◆ Exercise requirements ◆
Of all the lines in the records below, copy only those that contain the string "Roupas".

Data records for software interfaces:
══════════════════════════════
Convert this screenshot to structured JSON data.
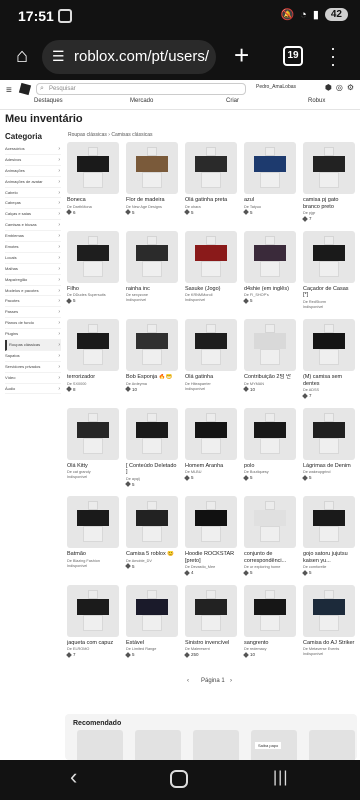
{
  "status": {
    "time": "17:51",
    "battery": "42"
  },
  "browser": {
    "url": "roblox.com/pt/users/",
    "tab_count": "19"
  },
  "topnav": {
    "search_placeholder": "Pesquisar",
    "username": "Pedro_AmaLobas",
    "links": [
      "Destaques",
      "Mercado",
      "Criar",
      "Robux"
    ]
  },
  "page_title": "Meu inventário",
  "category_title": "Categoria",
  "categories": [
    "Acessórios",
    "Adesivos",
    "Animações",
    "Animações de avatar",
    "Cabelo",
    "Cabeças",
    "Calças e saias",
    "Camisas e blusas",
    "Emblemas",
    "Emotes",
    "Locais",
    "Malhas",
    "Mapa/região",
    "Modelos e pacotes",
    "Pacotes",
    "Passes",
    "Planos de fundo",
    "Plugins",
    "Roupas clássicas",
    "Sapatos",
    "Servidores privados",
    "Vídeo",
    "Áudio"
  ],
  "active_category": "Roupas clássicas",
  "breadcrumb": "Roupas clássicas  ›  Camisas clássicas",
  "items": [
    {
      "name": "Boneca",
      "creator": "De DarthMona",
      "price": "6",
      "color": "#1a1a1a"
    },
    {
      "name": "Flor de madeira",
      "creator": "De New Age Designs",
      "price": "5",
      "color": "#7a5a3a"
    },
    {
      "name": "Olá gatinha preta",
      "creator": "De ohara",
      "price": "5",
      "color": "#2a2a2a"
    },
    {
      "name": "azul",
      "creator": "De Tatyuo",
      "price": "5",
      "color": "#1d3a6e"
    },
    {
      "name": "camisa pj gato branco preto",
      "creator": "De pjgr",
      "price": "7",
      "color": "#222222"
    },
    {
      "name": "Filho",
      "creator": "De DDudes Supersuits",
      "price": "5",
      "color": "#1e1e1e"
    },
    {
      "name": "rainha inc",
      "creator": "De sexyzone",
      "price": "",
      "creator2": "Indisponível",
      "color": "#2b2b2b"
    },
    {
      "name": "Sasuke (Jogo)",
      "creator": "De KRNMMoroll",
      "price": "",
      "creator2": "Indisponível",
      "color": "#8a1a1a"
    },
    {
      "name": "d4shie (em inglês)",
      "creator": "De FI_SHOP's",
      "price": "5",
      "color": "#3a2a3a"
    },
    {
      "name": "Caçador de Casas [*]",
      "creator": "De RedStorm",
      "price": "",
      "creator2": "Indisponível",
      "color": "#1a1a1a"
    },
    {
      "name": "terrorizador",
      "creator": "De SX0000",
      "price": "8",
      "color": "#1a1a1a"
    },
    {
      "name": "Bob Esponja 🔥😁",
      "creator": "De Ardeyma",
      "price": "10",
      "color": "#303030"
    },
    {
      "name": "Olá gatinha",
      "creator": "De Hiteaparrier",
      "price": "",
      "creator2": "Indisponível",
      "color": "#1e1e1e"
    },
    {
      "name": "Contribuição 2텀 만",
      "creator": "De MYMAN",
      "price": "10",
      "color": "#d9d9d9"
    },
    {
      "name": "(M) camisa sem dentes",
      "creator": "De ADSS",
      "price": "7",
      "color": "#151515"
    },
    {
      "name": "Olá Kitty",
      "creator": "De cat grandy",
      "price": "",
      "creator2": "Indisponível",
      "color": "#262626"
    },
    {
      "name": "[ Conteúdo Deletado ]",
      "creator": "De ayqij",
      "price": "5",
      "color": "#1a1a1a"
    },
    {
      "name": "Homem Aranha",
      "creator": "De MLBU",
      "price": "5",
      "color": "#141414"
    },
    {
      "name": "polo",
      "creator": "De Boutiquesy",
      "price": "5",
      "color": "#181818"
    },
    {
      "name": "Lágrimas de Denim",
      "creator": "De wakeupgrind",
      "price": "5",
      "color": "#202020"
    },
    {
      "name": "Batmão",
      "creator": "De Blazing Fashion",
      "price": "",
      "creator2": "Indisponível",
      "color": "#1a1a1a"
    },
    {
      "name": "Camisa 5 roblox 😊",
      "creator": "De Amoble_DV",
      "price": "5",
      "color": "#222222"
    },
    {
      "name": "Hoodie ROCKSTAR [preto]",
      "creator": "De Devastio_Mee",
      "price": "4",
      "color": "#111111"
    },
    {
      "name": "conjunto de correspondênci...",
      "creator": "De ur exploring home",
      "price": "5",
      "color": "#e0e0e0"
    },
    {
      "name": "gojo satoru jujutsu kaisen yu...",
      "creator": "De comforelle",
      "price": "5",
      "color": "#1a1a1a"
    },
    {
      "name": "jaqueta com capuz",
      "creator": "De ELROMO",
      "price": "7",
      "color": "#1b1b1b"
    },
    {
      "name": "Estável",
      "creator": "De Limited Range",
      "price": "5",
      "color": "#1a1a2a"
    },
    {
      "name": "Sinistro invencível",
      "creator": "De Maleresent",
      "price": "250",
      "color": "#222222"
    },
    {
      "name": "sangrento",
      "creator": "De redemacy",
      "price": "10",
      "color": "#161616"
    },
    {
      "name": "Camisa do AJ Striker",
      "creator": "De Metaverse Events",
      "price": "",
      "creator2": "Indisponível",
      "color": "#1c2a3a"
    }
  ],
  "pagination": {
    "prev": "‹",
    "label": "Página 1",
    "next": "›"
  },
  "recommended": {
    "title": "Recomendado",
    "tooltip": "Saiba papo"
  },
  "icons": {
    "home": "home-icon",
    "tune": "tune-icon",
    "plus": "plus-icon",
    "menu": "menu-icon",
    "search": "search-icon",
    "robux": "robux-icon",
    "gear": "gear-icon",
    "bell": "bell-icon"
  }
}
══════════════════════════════
◆ Completed exercise ◆
    "Roupas clássicas",
  "active_category": "Roupas clássicas",
  "breadcrumb": "Roupas clássicas  ›  Camisas clássicas",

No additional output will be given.